from math import gcd

Firstly, we can use a dictionary to stand in as our \(\sigma\) as dictionaries have keys that map to values. Since our \(\sigma\) is bijective, a dictionary with unique (key, value) pairs is precisely what we need.

sigma = {1: 3, 2: 4, 3: 6, 4: 8, 5: 10, 6: 7, 7: 9, 8: 2, 9: 1, 10: 5}
dict_keys([1, 2, 3, 4, 5, 6, 7, 8, 9, 10])
dict_values([3, 4, 6, 8, 10, 7, 9, 2, 1, 5])

Now, we use the following algorithm to find the cyclic decomposition of \(\sigma\):

1: Instantiate an array, cycles to store cycles and a set, already_seen to store elements that have been encountered

2: Iterate over the values of the underlying set

  • IF the current value is not in already_seen, use DFS to repeat \(\sigma\) until the value is repeated.

    • Append every element seen to cycles and update already_seen to include these elements.

3: Return cycles

In Python code, this algorithm would be

def find_cyles(sigma):
    """Find cycles of a map using a depth first search"""
    cycles = []
    already_seen = set()
    for element in sigma.keys():
        if element not in already_seen:
            cycles.append(dfs(sigma, element, set(), []))
    return cycles
def dfs(sigma, element, memo, cycle):
    """DFS Helper Function"""
    if element in memo:
    dfs(sigma, sigma[element], memo, cycle)
    return list(memo)

DFS (depth-first search) is a graph traversal algorithm that starts at a “root” node and explores as far down that each of root’s branches as possible before backtracking and moving onto the next branch.
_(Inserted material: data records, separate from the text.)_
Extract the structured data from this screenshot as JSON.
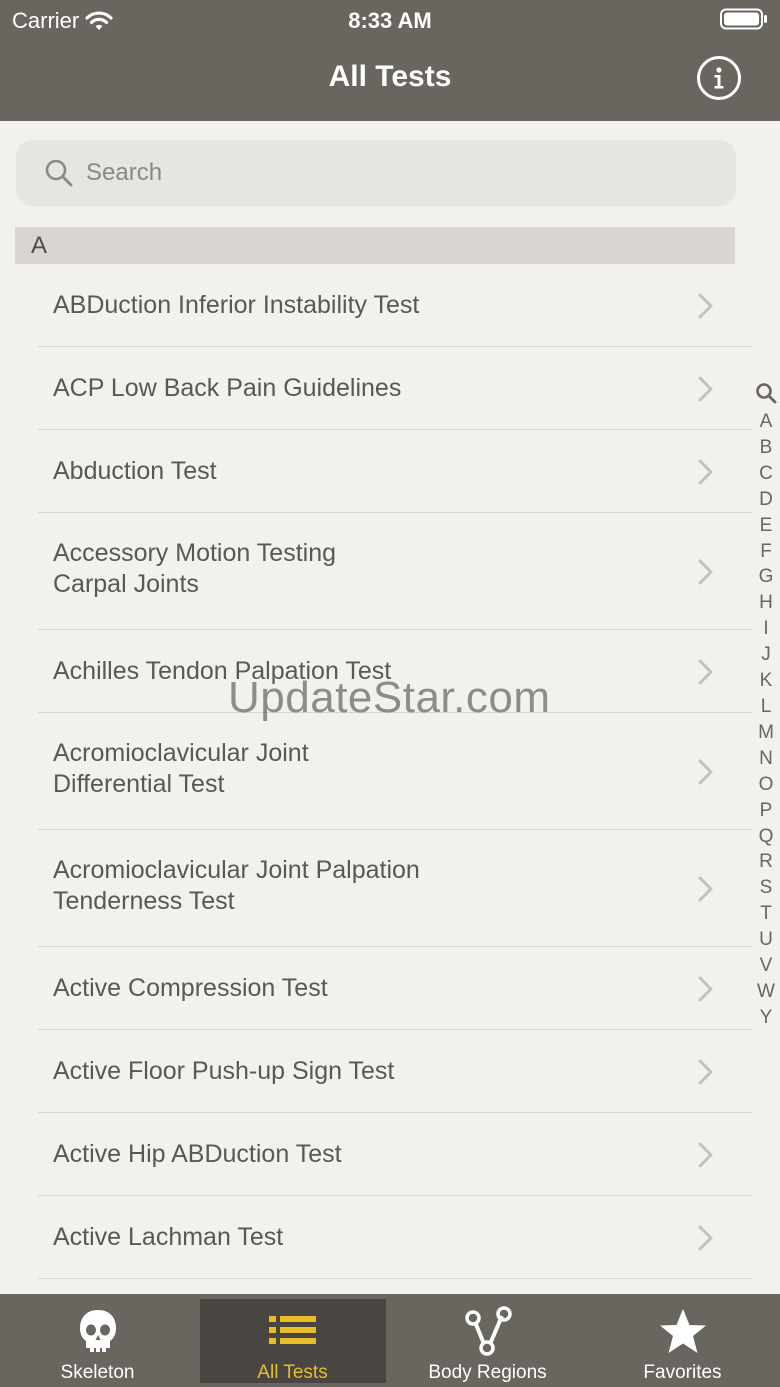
{
  "status_bar": {
    "carrier": "Carrier",
    "time": "8:33 AM",
    "wifi_icon": "wifi-icon",
    "battery_icon": "battery-icon"
  },
  "nav": {
    "title": "All Tests",
    "info_icon": "info-icon"
  },
  "search": {
    "placeholder": "Search",
    "value": "",
    "icon": "search-icon"
  },
  "section": {
    "letter": "A"
  },
  "items": [
    {
      "label": "ABDuction Inferior Instability Test"
    },
    {
      "label": "ACP Low Back Pain Guidelines"
    },
    {
      "label": "Abduction Test"
    },
    {
      "label": "Accessory Motion Testing\nCarpal Joints"
    },
    {
      "label": "Achilles Tendon Palpation Test"
    },
    {
      "label": "Acromioclavicular Joint\nDifferential Test"
    },
    {
      "label": "Acromioclavicular Joint Palpation\nTenderness Test"
    },
    {
      "label": "Active Compression Test"
    },
    {
      "label": "Active Floor Push-up Sign Test"
    },
    {
      "label": "Active Hip ABDuction Test"
    },
    {
      "label": "Active Lachman Test"
    }
  ],
  "index": {
    "letters": [
      "A",
      "B",
      "C",
      "D",
      "E",
      "F",
      "G",
      "H",
      "I",
      "J",
      "K",
      "L",
      "M",
      "N",
      "O",
      "P",
      "Q",
      "R",
      "S",
      "T",
      "U",
      "V",
      "W",
      "Y"
    ]
  },
  "watermark": "UpdateStar.com",
  "tabs": [
    {
      "label": "Skeleton",
      "icon": "skull-icon",
      "active": false
    },
    {
      "label": "All Tests",
      "icon": "list-icon",
      "active": true
    },
    {
      "label": "Body Regions",
      "icon": "body-regions-icon",
      "active": false
    },
    {
      "label": "Favorites",
      "icon": "star-icon",
      "active": false
    }
  ],
  "colors": {
    "header": "#69655f",
    "background": "#f2f1ed",
    "active_tab": "#e8bd2a"
  }
}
Below is a gif that shows how DFS traverses a graph (Source)


To find the order, we can use a theorem which states that the order, \(m\),of a permutation is the least common multiple of the lengths of each cycle. By using this theorem, we can use the result from our DFS and avoid having to use the brute-force solution where we would compose \(\sigma\) with itself until we map back to the original ordering of elements.

def find_order(cycle_list):
    """Compute LCM of Cycle Lengths"""
    cycle_lengths = [len(x) for x in cycle_list]
    lcm = cycle_lengths[0]
    for length in cycle_lengths[1:]:
        lcm = lcm*length//gcd(lcm, length)
    return lcm

Now that we have these Python functions, we can use them in conjunction to find the order and cyclic decomposition for any map that belongs to a finite symmetric group! (Note: the notation for the cyclic decomposition (1 3 6 7 9) (8 2 4) (10 5) refers to the disjoint cycles that are produced. 1 maps to 3, 3 maps to 6, and so on.)

cycles = find_cyles(sigma)

cycles_string = ''

for cycle in cycles:
    cycles_string += str(tuple(cycle)) + ' ' 

print('The Cyclic Decomposition of Sigma is {}'.format(cycles_string))
print('\nSigma has order {}'.format(find_order(cycles)))
The Cyclic Decomposition of Sigma is (1, 3, 6, 7, 9) (8, 2, 4) (10, 5) 

Sigma has order 30


Graphs are an extremely versitile tool that allow us to represent both abstract mathematical objects and physical networks as data in memory. By using DFS, we can traverse these graphs that represent the permutations of a set to learn more about their underlying structures… and we can automate some problems from our abstract algebra homework.